Citations: 34

ABSTRACT

Background

Previous research has shown that the use of technology and media, in their different available forms, may have detrimental effects on the physical and mental well-being of adolescents and young adults.

Aims

The present study aimed to investigate the use of different types of technology and media, attitudes toward them, and how they relate to physical and mental well-being in Lebanese university students.

Methods

A descriptive, correlational, cross-sectional design was used. A sample of 244 undergraduates completed a self-report measuring media and technology use and attitudes, eating-related variables (e.g., healthy eating, body image dissatisfaction [BID], and eating disorders [EDs] risk), trait emotional intelligence (TEI), and psychopathology indicators (stress, anxiety, and depression).

Results

The use of mobile phone multimedia (music, pictures, and videos) correlated with unhealthy eating and stress. Social media use was associated with BID, EDs risk, and the self-control construct of TEI. Anxiety of separation from technological devices and dependence on them was associated with increased BID, EDs risk, depression, and anxiety.

Linking Evidence to Action

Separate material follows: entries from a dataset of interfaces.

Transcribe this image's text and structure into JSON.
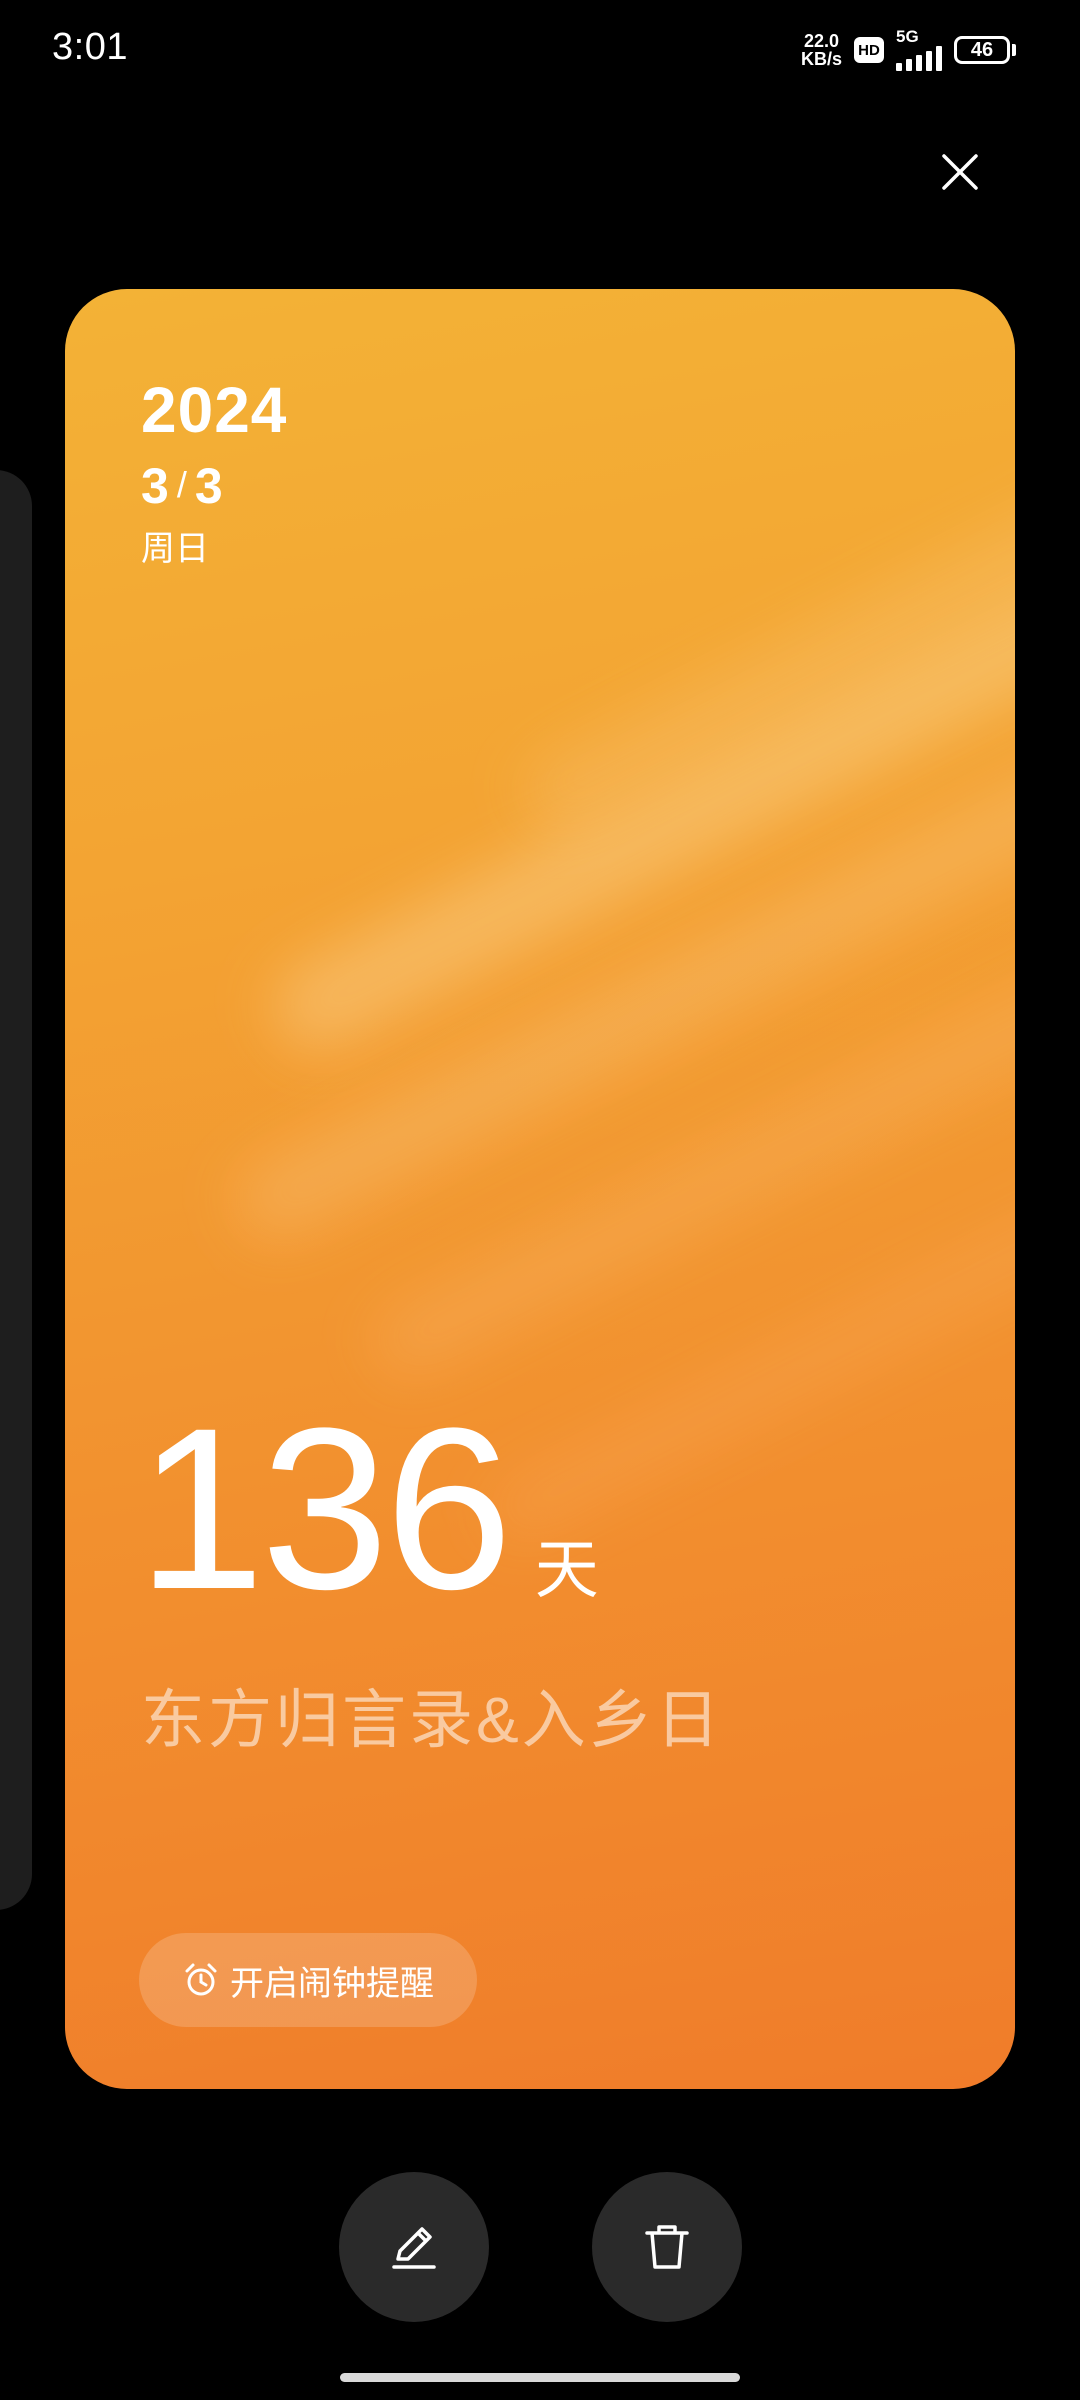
{
  "status_bar": {
    "time": "3:01",
    "net_speed_value": "22.0",
    "net_speed_unit": "KB/s",
    "hd_label": "HD",
    "network_type": "5G",
    "battery_level": "46"
  },
  "card": {
    "year": "2024",
    "month": "3",
    "date_separator": "/",
    "day": "3",
    "weekday": "周日",
    "count_number": "136",
    "count_unit": "天",
    "event_title": "东方归言录&入乡日",
    "alarm_button_label": "开启闹钟提醒",
    "accent_color": "#f3a433"
  },
  "actions": {
    "edit_icon": "pencil-icon",
    "delete_icon": "trash-icon"
  }
}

Practical implications are discussed in terms of setting limits and boundaries on technology use during childhood and adolescence, and encouraging healthy eating and physical activity at home and on college campuses. Moreover, social media could be used as a platform for intervention and prevention programs to decrease BID, EDs, depression, and anxiety.